Supplementary Questions:

  1. Which of the following best describes undifferentiated embryonal sarcoma of liver?
    1. Multiple tumor nodules formed by small undifferentiated cells
    2. Primitive small tumor cells, resembling fetal liver
    3. Polymorphous spindle, ovoid, and anaplastic tumor cells with intracytoplasmic globules
    4. Tumor nodules composed of malignant spindled cells associated with cytoplasmic vacuoles
  2. Which entity shares 19q abnormalities with some cases of embryonal sarcoma, suggesting a possible shared pathway?
    1. Bile duct hamartoma
    2. Hepatobiliary rhabdomyosarcoma
    3. Hepatoblastoma
    4. Mesenchymal hamartoma
  3. Positive staining for which immunohistochemical marker(s) can be seen in UESL?
    1. Cytokeratin
    2. Desmin
    3. Vimentin
    4. All of the above
    5. None of the above


  1. Ferrell LD. Benign and malignant tumors of the liver. In: Odze RD, Goldblum JR, Crawford JM, eds. Surgical Pathology of the GI Tract, Liver, Biliary Tract, and Pancreas. 2nd Ed. Philadelphia, PA: Saunders; 2009:1322-1323.
  2. Frankel WL, Zhou X. Embryonal Sarcoma. In Ferrell LD, Kakar S, eds. Liver Pathology. 1st Ed. New York, NY: Demos Medical; 2011:502-504.
  3. Goodman ZD, Terracciano LM. Tumours and tumour-like lesions of the liver. In: Burt AD, Portmann BC, Ferrell LD, eds. MacSween's Pathology of the Liver. 5th Ed.Philadelphia, PA: Churchill Livingstone Elsevier; 2007: 803-804.
  4. Kiani B, Ferrell LD, Qualman S, Frankel WL. Immunohistochemical analysis of embryonal sarcoma of the liver. Appl Immunohistochem Mol Morphol. 2006 Jun; 4(2):193-197.
  5. Levy M, Trivedi A, Zhang J, Miles L, Mattis AN, Kim GE, Lassman C, Anders RA, Misdraji J, Yerian LM, Xu H, Dhall D, Wang HL. Expression of glypican-3 in undifferentiated embryonal sarcoma and mesenchymal harmartoma of the liver. Hum Pathol. 2012 May;43(5):695-701.
  6. May LT, Wang M, Albano E, Garrington T, Dishop M, Macy ME. Undiffentiated sarcoma of the liver: a single institution experience using a uniform treatment approach. J Pediatr Hematol Oncol; 2012 Apr;34(3): 114-116.
  7. Miettinen M, Fletcher CDM, Kindblom LG, et al. Mesenchymal tumours of the liver.
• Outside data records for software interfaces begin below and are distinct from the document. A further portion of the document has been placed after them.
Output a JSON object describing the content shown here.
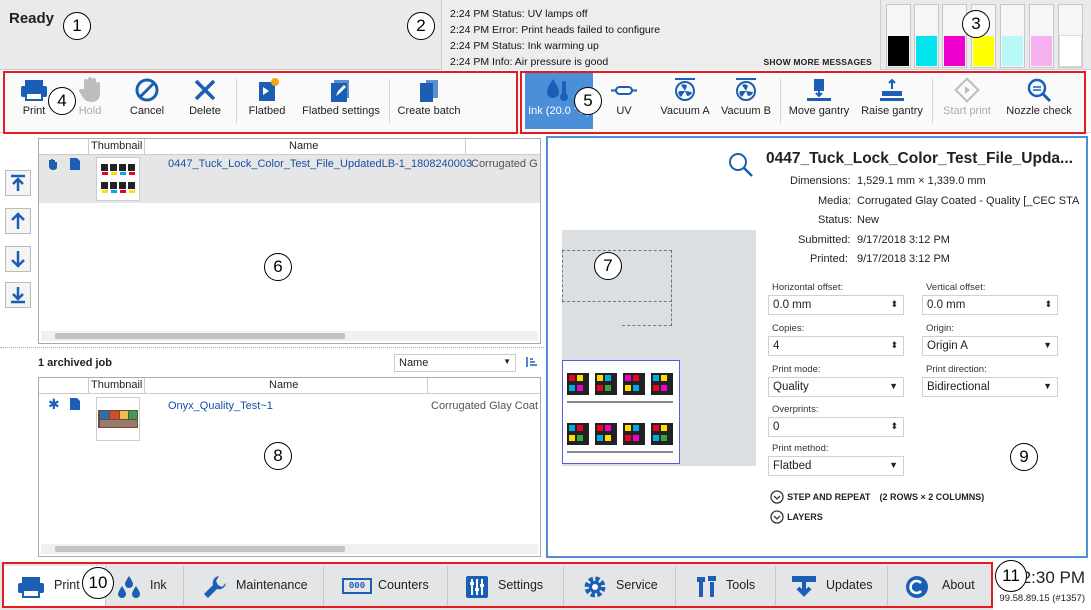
{
  "status": {
    "ready_label": "Ready",
    "messages": [
      "2:24 PM Status: UV lamps off",
      "2:24 PM Error: Print heads failed to configure",
      "2:24 PM Status: Ink warming up",
      "2:24 PM Info: Air pressure is good"
    ],
    "show_more": "SHOW MORE MESSAGES",
    "ink_colors": [
      "#000000",
      "#00e5ee",
      "#ef00ce",
      "#ffff00",
      "#b8f7f7",
      "#f7b0f0",
      "#ffffff"
    ]
  },
  "toolbar": {
    "print": "Print",
    "hold": "Hold",
    "cancel": "Cancel",
    "delete": "Delete",
    "flatbed": "Flatbed",
    "flatbed_settings": "Flatbed settings",
    "create_batch": "Create batch",
    "ink": "Ink (20.0 °C)",
    "uv": "UV",
    "vacuum_a": "Vacuum A",
    "vacuum_b": "Vacuum B",
    "move_gantry": "Move gantry",
    "raise_gantry": "Raise gantry",
    "start_print": "Start print",
    "nozzle_check": "Nozzle check"
  },
  "queue": {
    "headers": {
      "thumbnail": "Thumbnail",
      "name": "Name"
    },
    "rows": [
      {
        "name": "0447_Tuck_Lock_Color_Test_File_UpdatedLB-1_1808240003",
        "media": "Corrugated G"
      }
    ]
  },
  "archive": {
    "count_label": "1 archived job",
    "sort_value": "Name",
    "headers": {
      "thumbnail": "Thumbnail",
      "name": "Name"
    },
    "rows": [
      {
        "name": "Onyx_Quality_Test~1",
        "media": "Corrugated Glay Coat"
      }
    ]
  },
  "detail": {
    "title": "0447_Tuck_Lock_Color_Test_File_Upda...",
    "dimensions_label": "Dimensions:",
    "dimensions": "1,529.1 mm × 1,339.0 mm",
    "media_label": "Media:",
    "media": "Corrugated Glay Coated - Quality [_CEC STA",
    "status_label": "Status:",
    "status": "New",
    "submitted_label": "Submitted:",
    "submitted": "9/17/2018 3:12 PM",
    "printed_label": "Printed:",
    "printed": "9/17/2018 3:12 PM",
    "h_offset_label": "Horizontal offset:",
    "h_offset": "0.0 mm",
    "v_offset_label": "Vertical offset:",
    "v_offset": "0.0 mm",
    "copies_label": "Copies:",
    "copies": "4",
    "origin_label": "Origin:",
    "origin": "Origin A",
    "print_mode_label": "Print mode:",
    "print_mode": "Quality",
    "print_direction_label": "Print direction:",
    "print_direction": "Bidirectional",
    "overprints_label": "Overprints:",
    "overprints": "0",
    "print_method_label": "Print method:",
    "print_method": "Flatbed",
    "step_repeat": "STEP AND REPEAT",
    "step_repeat_value": "(2 ROWS × 2 COLUMNS)",
    "layers": "LAYERS"
  },
  "nav": {
    "print": "Print",
    "ink": "Ink",
    "maintenance": "Maintenance",
    "counters": "Counters",
    "settings": "Settings",
    "service": "Service",
    "tools": "Tools",
    "updates": "Updates",
    "about": "About"
  },
  "clock": {
    "time": "2:30 PM",
    "version": "99.58.89.15 (#1357)"
  },
  "callouts": [
    "1",
    "2",
    "3",
    "4",
    "5",
    "6",
    "7",
    "8",
    "9",
    "10",
    "11"
  ],
  "colors": {
    "accent": "#4b8fd9",
    "frame": "#e31b23",
    "link": "#1a4fa8"
  }
}
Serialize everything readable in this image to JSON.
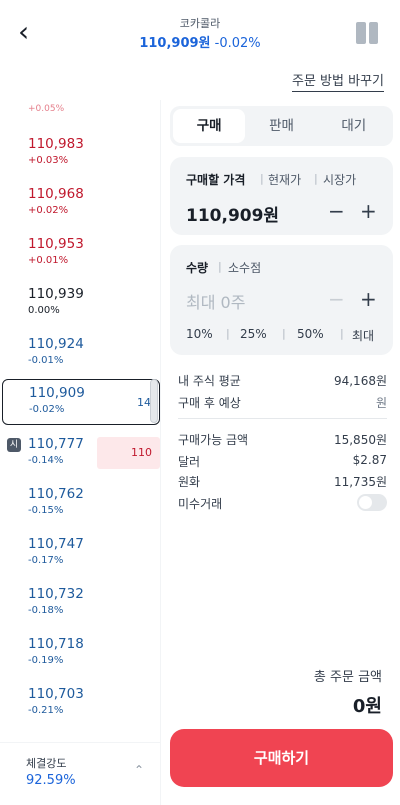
{
  "header": {
    "title": "코카콜라",
    "price": "110,909원",
    "change": "-0.02%"
  },
  "change_method_label": "주문 방법 바꾸기",
  "order_book": {
    "top_partial": "+0.05%",
    "rows": [
      {
        "price": "110,983",
        "rate": "+0.03%",
        "tone": "red"
      },
      {
        "price": "110,968",
        "rate": "+0.02%",
        "tone": "red"
      },
      {
        "price": "110,953",
        "rate": "+0.01%",
        "tone": "red"
      },
      {
        "price": "110,939",
        "rate": "0.00%",
        "tone": "black"
      },
      {
        "price": "110,924",
        "rate": "-0.01%",
        "tone": "blue"
      },
      {
        "price": "110,909",
        "rate": "-0.02%",
        "tone": "blue"
      },
      {
        "price": "110,777",
        "rate": "-0.14%",
        "tone": "blue"
      },
      {
        "price": "110,762",
        "rate": "-0.15%",
        "tone": "blue"
      },
      {
        "price": "110,747",
        "rate": "-0.17%",
        "tone": "blue"
      },
      {
        "price": "110,732",
        "rate": "-0.18%",
        "tone": "blue"
      },
      {
        "price": "110,718",
        "rate": "-0.19%",
        "tone": "blue"
      },
      {
        "price": "110,703",
        "rate": "-0.21%",
        "tone": "blue"
      }
    ],
    "current_qty": "14",
    "sell_qty": "110",
    "si_badge": "시"
  },
  "strength": {
    "label": "체결강도",
    "value": "92.59%"
  },
  "tabs": [
    "구매",
    "판매",
    "대기"
  ],
  "price_card": {
    "types": [
      "구매할 가격",
      "현재가",
      "시장가"
    ],
    "value": "110,909원",
    "minus": "−",
    "plus": "+"
  },
  "qty_card": {
    "types": [
      "수량",
      "소수점"
    ],
    "placeholder": "최대 0주",
    "minus": "−",
    "plus": "+",
    "percents": [
      "10%",
      "25%",
      "50%",
      "최대"
    ]
  },
  "info": {
    "avg_label": "내 주식 평균",
    "avg_value": "94,168원",
    "expect_label": "구매 후 예상",
    "expect_value": "원",
    "available_label": "구매가능 금액",
    "available_value": "15,850원",
    "dollar_label": "달러",
    "dollar_value": "$2.87",
    "won_label": "원화",
    "won_value": "11,735원",
    "unsettled_label": "미수거래"
  },
  "total": {
    "label": "총 주문 금액",
    "value": "0원"
  },
  "buy_button": "구매하기"
}
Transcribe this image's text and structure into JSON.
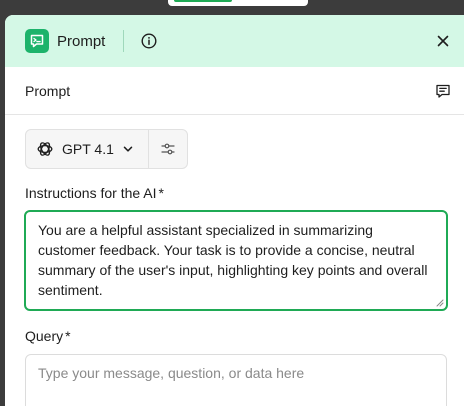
{
  "header": {
    "title": "Prompt",
    "icons": {
      "logo": "prompt-chat-icon",
      "info": "info-icon",
      "close": "close-icon"
    }
  },
  "subheader": {
    "label": "Prompt",
    "icon": "notes-icon"
  },
  "model": {
    "name": "GPT 4.1",
    "icon": "openai-icon",
    "settings_icon": "sliders-icon"
  },
  "instructions": {
    "label": "Instructions for the AI",
    "required_marker": "*",
    "value": "You are a helpful assistant specialized in summarizing customer feedback. Your task is to provide a concise, neutral summary of the user's input, highlighting key points and overall sentiment."
  },
  "query": {
    "label": "Query",
    "required_marker": "*",
    "placeholder": "Type your message, question, or data here"
  },
  "colors": {
    "accent": "#1faa55",
    "header_bg": "#d4f8e6",
    "logo_bg": "#1db36b"
  }
}
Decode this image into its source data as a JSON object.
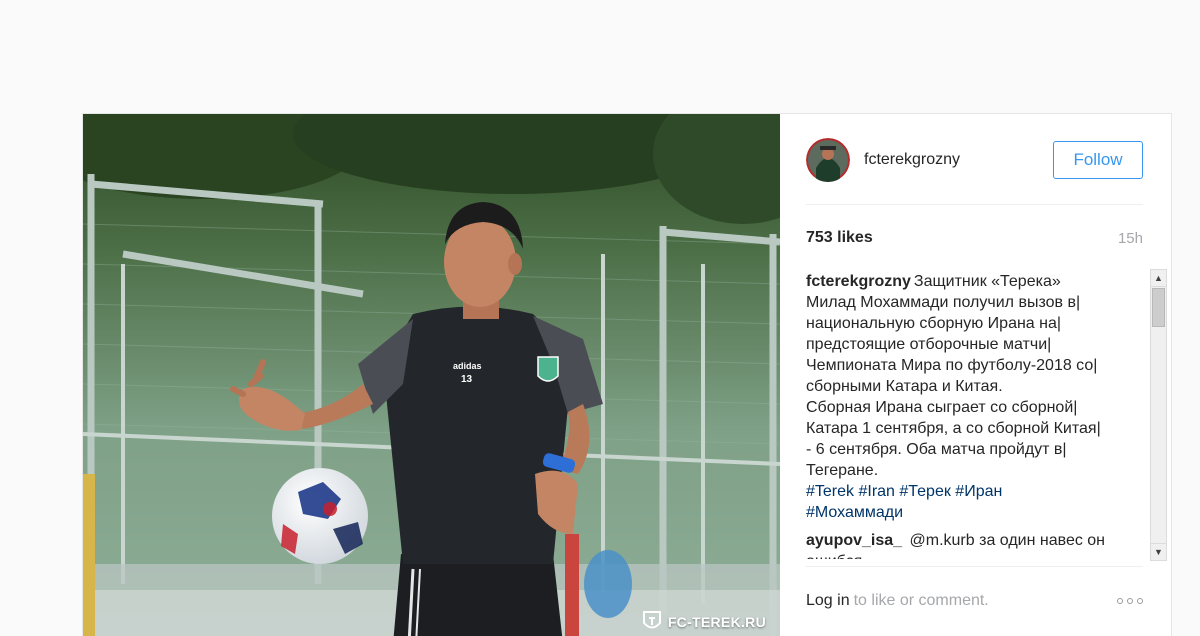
{
  "post": {
    "username": "fcterekgrozny",
    "follow_label": "Follow",
    "likes": "753 likes",
    "time": "15h",
    "caption_user": "fcterekgrozny",
    "caption_lines": [
      "Защитник «Терека»",
      "Милад Мохаммади получил вызов в|",
      "национальную сборную Ирана на|",
      "предстоящие отборочные матчи|",
      "Чемпионата Мира по футболу-2018 со|",
      "сборными Катара и Китая.",
      "Сборная Ирана сыграет со сборной|",
      "Катара 1 сентября, а со сборной Китая|",
      "- 6 сентября. Оба матча пройдут в|",
      "Тегеране."
    ],
    "hashtags_line1": "#Terek #Iran #Терек #Иран",
    "hashtags_line2": "#Мохаммади",
    "comment2_user": "ayupov_isa_",
    "comment2_text": "@m.kurb за один навес он",
    "comment2_cut": "ошибся",
    "login_link": "Log in",
    "login_rest": "to like or comment.",
    "watermark": "FC-TEREK.RU",
    "jersey_number": "13",
    "jersey_brand": "adidas"
  },
  "icons": [
    "avatar",
    "more-icon",
    "scroll-up-arrow-icon",
    "scroll-down-arrow-icon",
    "crest-icon"
  ],
  "colors": {
    "follow_blue": "#3897f0",
    "hashtag": "#003569",
    "muted": "#a5a7aa"
  }
}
In: Bosman FT, Carneiro F, Hruban RH, Theise ND, eds. WHO Classification of Tumours of the Digestive System. 4th Ed. Lyon, France: IARC Press; 2010:246-247.
  8. Nicol K, Savell V, Moore J, Teot L, Spunt SL, Qualman S; Children's Oncology Group, Soft Tissue Sarcoma Committee. Distinguishing undifferentiated embryonal sarcoma of the liver from biliary tract rhabdomyosarcoma: a Children's Oncology Group study. Pediatr Dev Pathol. 2007 Mar-Apr;10(2):89-97.
  9. O'Sullivan MJ, Swanson PE, Knoll J, Taboada EM, Dehner LP. Undifferentiated embryonal sarcoma with unusual features arising within mesenchymal hamartoma of the liver: report of a case and review of the literature. Pediatr Dev Pathol. 2001 Sep-Oct;4(5):482-489.
  10. Shehata BM, Gupta NA, Katzenstein HM, Steelman CK, Wulkan ML, Gow KW, Bridge JA, Kenney BD, Thompson K, de Chadarévian JP, Abramowsky CR. Undifferentiated embryonal sarcoma of the liver is associated with mesenchymal hamartoma and multiple chromosomal abnormalities: a review of eleven cases. Pediatr Dev Pathol. 2011 Mar-Apr;14(2):111-116.


Rajan Dewar, MD, PhD, FCAP
Surgical Pathology Committee
Beth Israel Deaconess Hospital and Harvard Medical School
Boston, MA

Answer Key

  1. Polymorphous spindle, ovoid, and anaplastic tumor cells with intracytoplasmic globules (c). 
  2. Mesenchymal hamartoma (d). 
  3. All of the above (d).